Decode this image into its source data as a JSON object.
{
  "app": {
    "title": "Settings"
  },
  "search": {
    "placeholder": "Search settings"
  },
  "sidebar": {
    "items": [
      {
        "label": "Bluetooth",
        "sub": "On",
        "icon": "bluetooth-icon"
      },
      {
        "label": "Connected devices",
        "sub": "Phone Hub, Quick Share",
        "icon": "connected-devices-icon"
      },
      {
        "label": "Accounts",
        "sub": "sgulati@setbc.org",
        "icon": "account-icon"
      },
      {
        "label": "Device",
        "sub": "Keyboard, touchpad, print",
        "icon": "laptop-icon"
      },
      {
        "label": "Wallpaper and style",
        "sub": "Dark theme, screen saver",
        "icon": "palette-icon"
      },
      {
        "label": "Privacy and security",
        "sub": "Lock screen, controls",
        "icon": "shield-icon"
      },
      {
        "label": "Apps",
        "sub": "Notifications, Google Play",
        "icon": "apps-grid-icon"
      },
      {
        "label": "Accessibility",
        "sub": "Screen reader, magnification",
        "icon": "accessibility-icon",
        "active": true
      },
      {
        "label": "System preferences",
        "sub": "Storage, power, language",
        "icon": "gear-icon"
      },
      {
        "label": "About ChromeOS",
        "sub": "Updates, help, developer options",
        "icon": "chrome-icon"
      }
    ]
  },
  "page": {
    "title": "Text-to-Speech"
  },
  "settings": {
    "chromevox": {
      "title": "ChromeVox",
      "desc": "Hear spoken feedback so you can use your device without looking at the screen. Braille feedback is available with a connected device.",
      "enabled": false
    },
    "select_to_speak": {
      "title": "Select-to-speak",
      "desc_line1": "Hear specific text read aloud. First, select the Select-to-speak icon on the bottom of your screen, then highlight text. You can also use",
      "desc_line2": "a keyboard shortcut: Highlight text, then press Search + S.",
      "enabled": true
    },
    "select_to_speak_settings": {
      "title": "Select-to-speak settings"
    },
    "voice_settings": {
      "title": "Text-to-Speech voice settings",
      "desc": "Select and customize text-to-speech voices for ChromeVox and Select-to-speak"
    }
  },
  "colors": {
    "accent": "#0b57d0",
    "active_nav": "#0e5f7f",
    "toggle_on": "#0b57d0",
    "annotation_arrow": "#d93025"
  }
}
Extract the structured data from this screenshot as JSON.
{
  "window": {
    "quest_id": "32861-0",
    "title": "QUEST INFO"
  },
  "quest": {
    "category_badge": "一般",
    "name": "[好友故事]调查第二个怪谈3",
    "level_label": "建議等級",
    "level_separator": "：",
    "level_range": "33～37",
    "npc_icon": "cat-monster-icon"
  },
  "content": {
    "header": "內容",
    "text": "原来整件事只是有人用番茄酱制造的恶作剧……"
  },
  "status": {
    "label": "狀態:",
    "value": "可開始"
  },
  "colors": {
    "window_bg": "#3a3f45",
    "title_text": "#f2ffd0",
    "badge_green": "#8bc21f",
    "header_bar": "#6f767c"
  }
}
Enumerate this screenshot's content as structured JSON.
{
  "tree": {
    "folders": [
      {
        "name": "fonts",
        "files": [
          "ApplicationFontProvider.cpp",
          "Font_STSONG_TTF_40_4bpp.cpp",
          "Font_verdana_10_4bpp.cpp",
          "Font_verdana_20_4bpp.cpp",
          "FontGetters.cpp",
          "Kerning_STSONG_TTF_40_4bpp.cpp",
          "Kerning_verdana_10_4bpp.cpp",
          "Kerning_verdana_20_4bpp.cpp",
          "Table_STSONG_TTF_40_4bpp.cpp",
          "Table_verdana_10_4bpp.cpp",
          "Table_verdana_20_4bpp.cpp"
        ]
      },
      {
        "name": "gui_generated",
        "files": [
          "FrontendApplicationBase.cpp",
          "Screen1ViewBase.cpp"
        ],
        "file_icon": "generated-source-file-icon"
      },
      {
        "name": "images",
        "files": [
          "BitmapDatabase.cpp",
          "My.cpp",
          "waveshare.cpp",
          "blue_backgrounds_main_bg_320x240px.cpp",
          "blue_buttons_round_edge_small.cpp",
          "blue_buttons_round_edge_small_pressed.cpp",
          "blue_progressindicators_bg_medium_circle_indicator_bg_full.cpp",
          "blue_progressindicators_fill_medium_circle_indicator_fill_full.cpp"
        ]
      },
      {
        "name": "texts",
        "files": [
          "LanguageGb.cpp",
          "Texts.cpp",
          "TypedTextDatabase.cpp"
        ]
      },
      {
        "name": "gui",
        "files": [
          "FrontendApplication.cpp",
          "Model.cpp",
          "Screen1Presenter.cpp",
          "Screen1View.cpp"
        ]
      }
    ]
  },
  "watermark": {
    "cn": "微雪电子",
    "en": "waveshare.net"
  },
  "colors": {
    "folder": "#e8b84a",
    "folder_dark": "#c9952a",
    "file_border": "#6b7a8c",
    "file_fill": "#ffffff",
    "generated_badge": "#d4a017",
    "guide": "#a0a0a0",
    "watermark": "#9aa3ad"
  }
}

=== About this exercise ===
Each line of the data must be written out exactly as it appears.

=== Finished task ===
Decode this image into its source data as a JSON object.
{
  "app": {
    "title": "Settings"
  },
  "search": {
    "placeholder": "Search settings"
  },
  "sidebar": {
    "items": [
      {
        "label": "Bluetooth",
        "sub": "On",
        "icon": "bluetooth-icon"
      },
      {
        "label": "Connected devices",
        "sub": "Phone Hub, Quick Share",
        "icon": "connected-devices-icon"
      },
      {
        "label": "Accounts",
        "sub": "sgulati@setbc.org",
        "icon": "account-icon"
      },
      {
        "label": "Device",
        "sub": "Keyboard, touchpad, print",
        "icon": "laptop-icon"
      },
      {
        "label": "Wallpaper and style",
        "sub": "Dark theme, screen saver",
        "icon": "palette-icon"
      },
      {
        "label": "Privacy and security",
        "sub": "Lock screen, controls",
        "icon": "shield-icon"
      },
      {
        "label": "Apps",
        "sub": "Notifications, Google Play",
        "icon": "apps-grid-icon"
      },
      {
        "label": "Accessibility",
        "sub": "Screen reader, magnification",
        "icon": "accessibility-icon",
        "active": true
      },
      {
        "label": "System preferences",
        "sub": "Storage, power, language",
        "icon": "gear-icon"
      },
      {
        "label": "About ChromeOS",
        "sub": "Updates, help, developer options",
        "icon": "chrome-icon"
      }
    ]
  },
  "page": {
    "title": "Text-to-Speech"
  },
  "settings": {
    "chromevox": {
      "title": "ChromeVox",
      "desc": "Hear spoken feedback so you can use your device without looking at the screen. Braille feedback is available with a connected device.",
      "enabled": false
    },
    "select_to_speak": {
      "title": "Select-to-speak",
      "desc_line1": "Hear specific text read aloud. First, select the Select-to-speak icon on the bottom of your screen, then highlight text. You can also use",
      "desc_line2": "a keyboard shortcut: Highlight text, then press Search + S.",
      "enabled": true
    },
    "select_to_speak_settings": {
      "title": "Select-to-speak settings"
    },
    "voice_settings": {
      "title": "Text-to-Speech voice settings",
      "desc": "Select and customize text-to-speech voices for ChromeVox and Select-to-speak"
    }
  },
  "colors": {
    "accent": "#0b57d0",
    "active_nav": "#0e5f7f",
    "toggle_on": "#0b57d0",
    "annotation_arrow": "#d93025"
  }
}
Extract the structured data from this screenshot as JSON.
{
  "window": {
    "quest_id": "32861-0",
    "title": "QUEST INFO"
  },
  "quest": {
    "category_badge": "一般",
    "name": "[好友故事]调查第二个怪谈3",
    "level_label": "建議等級",
    "level_separator": "：",
    "level_range": "33～37",
    "npc_icon": "cat-monster-icon"
  },
  "content": {
    "header": "內容",
    "text": "原来整件事只是有人用番茄酱制造的恶作剧……"
  },
  "status": {
    "label": "狀態:",
    "value": "可開始"
  },
  "colors": {
    "window_bg": "#3a3f45",
    "title_text": "#f2ffd0",
    "badge_green": "#8bc21f",
    "header_bar": "#6f767c"
  }
}
Enumerate this screenshot's content as structured JSON.
{
  "tree": {
    "folders": [
      {
        "name": "fonts",
        "files": [
          "ApplicationFontProvider.cpp",
          "Font_STSONG_TTF_40_4bpp.cpp",
          "Font_verdana_10_4bpp.cpp",
          "Font_verdana_20_4bpp.cpp",
          "FontGetters.cpp",
          "Kerning_STSONG_TTF_40_4bpp.cpp",
          "Kerning_verdana_10_4bpp.cpp",
          "Kerning_verdana_20_4bpp.cpp",
          "Table_STSONG_TTF_40_4bpp.cpp",
          "Table_verdana_10_4bpp.cpp",
          "Table_verdana_20_4bpp.cpp"
        ]
      },
      {
        "name": "gui_generated",
        "files": [
          "FrontendApplicationBase.cpp",
          "Screen1ViewBase.cpp"
        ],
        "file_icon": "generated-source-file-icon"
      },
      {
        "name": "images",
        "files": [
          "BitmapDatabase.cpp",
          "My.cpp",
          "waveshare.cpp",
          "blue_backgrounds_main_bg_320x240px.cpp",
          "blue_buttons_round_edge_small.cpp",
          "blue_buttons_round_edge_small_pressed.cpp",
          "blue_progressindicators_bg_medium_circle_indicator_bg_full.cpp",
          "blue_progressindicators_fill_medium_circle_indicator_fill_full.cpp"
        ]
      },
      {
        "name": "texts",
        "files": [
          "LanguageGb.cpp",
          "Texts.cpp",
          "TypedTextDatabase.cpp"
        ]
      },
      {
        "name": "gui",
        "files": [
          "FrontendApplication.cpp",
          "Model.cpp",
          "Screen1Presenter.cpp",
          "Screen1View.cpp"
        ]
      }
    ]
  },
  "watermark": {
    "cn": "微雪电子",
    "en": "waveshare.net"
  },
  "colors": {
    "folder": "#e8b84a",
    "folder_dark": "#c9952a",
    "file_border": "#6b7a8c",
    "file_fill": "#ffffff",
    "generated_badge": "#d4a017",
    "guide": "#a0a0a0",
    "watermark": "#9aa3ad"
  }
}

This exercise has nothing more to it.